What is the history behind World Introvert Day?
Felicitas Heyne created World Introvert Day. Heyne is a German psychologist and author. She brought it to life in 2011 to bring awareness to introverts’ distinctiveness and address the discrimination and lack of appreciation they often face.
Definitions from Merriam-Webster;
Introvert “I like getting my energy from dealing with the ideas, pictures, memories, and reactions that are inside my head, in my inner world. I often prefer doing things alone or with one or two people I feel comfortable with. I take time to reflect so that I have a clear idea of what I’ll be doing when I decide to act. Ideas are almost solid things for me. Sometimes I like the idea of something better than the real thing.”
Extravert “I like getting my energy from active involvement in events and having a lot of different activities. I’m excited when I’m around people and I like to energize other people. I like moving into action and making things happen. I generally feel at home in the world. I often understand a problem better when I can talk out loud about it and hear what others have to say. “
While introversion and extraversion are inborn parts of personality, how they are defined, perceived and treated changes. When the concepts of extraversion and introversion were first introduced, introversion was commonly seen as largely negative – being aloof, shy or even narcissistic. Over time introversion has become more about comfort with quiet, thoughtfulness, affinity for deeper conversation or deeper relationships. Another major change in how we see this spectrum is the addition of ambivert. An Ambivert is someone who falls in the middle of the spectrum or has traits of each.

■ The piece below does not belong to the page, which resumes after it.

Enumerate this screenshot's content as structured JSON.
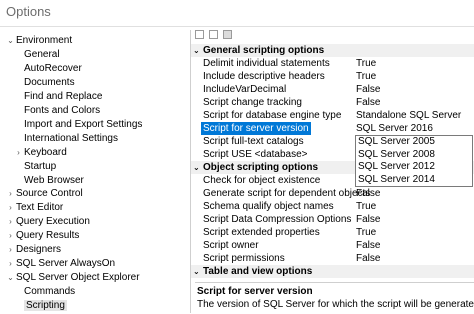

The US is often considered to be one of the most outgoing countries and Finland is considered to be one of the most introverted. However even with these cultural differences, the overall rates of introversion are similar in all countries – generally around 50% of the population. So the levels of introversion or extraversion for individuals do not seem to change much with the country’s level of introversion or extraversion. However, whether a country is culturally introverted or extraverted does impact how comfortable people will feel expressing themselves or how supported they feel in their communities.
One likely reason for seeing more people identify with introversion than in the past is that it is becoming more accepted in general, and less likely to be seen as a sign of a mental disorder. A great resource for seeing the value in introversion is Susan Cain’s book Quiet: The Power of Introverts in a World That Can’t Stop Talking. Her book is a response to how introversion has typically been perceived in the US in the past. “The problem is that even though science tells us otherwise, society has come to view positive, healthy personality traits linked to extroverts and negative, pathological traits linked to introverts. Since almost half of the U.S population are considered introverts (Cain, 2012), this view of introversion is clearly problematic as it stigmatizes those that possess introverted characteristics as ”less desirable”, “not normal” or even “pathological”, and suggest they must be changed or fixed somehow.”
Liliana Nakamura is an introvert who was raised in a multicultural setting and has worked in different countries. Attached is an article sharing her personal perspective of living and working in different settings and some things that she learned. One that we can apply in a work environment is…”Organizations could focus their efforts on building psychologically safe environments. Introverts should feel accepted and comfortable to express themselves through various means, and extroverts should give room for all opinions. When designing performance management systems, collaboration tools, and reward strategies, companies need to consider all personality types.”
Check out her article “Introverts, Extroverts, and Cultural Context: A Framework for Life and Work”
Check out the Landgeist website for maps with percentages.